THE HARMONIC STYLE
THE textbooks usually dwell on the year 1600 as the date of the beginning of opera. In that year a set of Florentine musicians, consisting of Jacopo Peri, Giulio Caccini, and others, brought out Peri "Euridice," embodying dramatic principles as they understood them after studying the old Greek drama. Sometimes Peri's earlier work, "Dafne," is called the first opera. But as a matter of fact, Italy had witnessed what was practically an opera over a century earlier than that date, and had seen the development of a tentative operatic school.
Mediæval drama consisted of mystery plays, miracle plays, and moralities. The mysteries were plays representing Biblical stories. The miracle plays treated the lives of the saints, and may be said to have included the passion play, dealing with the life and crucifixion of Christ. The moralities were allegories of a moral or religious sort, such as the play of "Everyman," recently revived by an English company. In South France the "Fête de l'Âne" introduced an element of comedy.

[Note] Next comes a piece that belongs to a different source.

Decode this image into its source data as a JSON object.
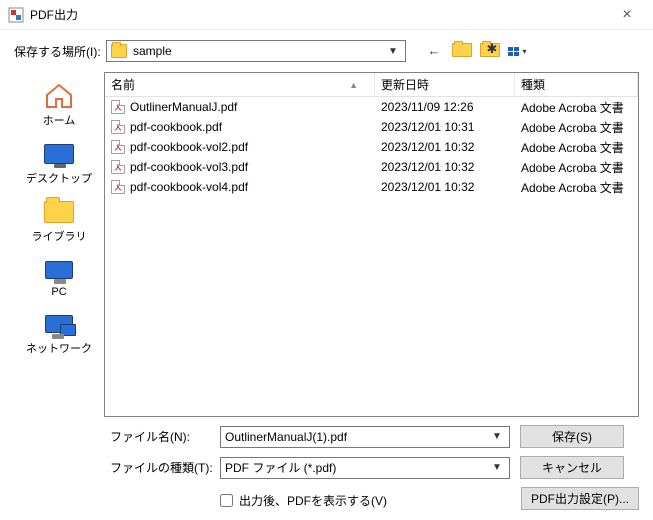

Italy, however, developed the secular drama, which flourished first at Mantua. In 1472, when the Cardinal Francesco Gonzaga returned to Mantua from Bologna, we find the former place witnessing what may fairly be considered the first opera -- "La Favola di Orfeo," by Angelo Poliziani. The plot begins among shepherds. When Orpheus enters, he is told of Euridice's death, and determines to seek her among the shades, as in the mythical story. He wins her from Pluto, loses her by looking back in defiance of his agreement, and is stopped by Tisiphone from trying to find her again. His railings then incense the mænads, who drive him off the stage and slay him. This is set to music, consisting of solos, dialogues, and choruses which suggest the frottola, the carnival songs, and the old ballata, or dance-song. The solo parts were arranged in the manner developed by the lute-players, who would sing one part of a polyphonic com-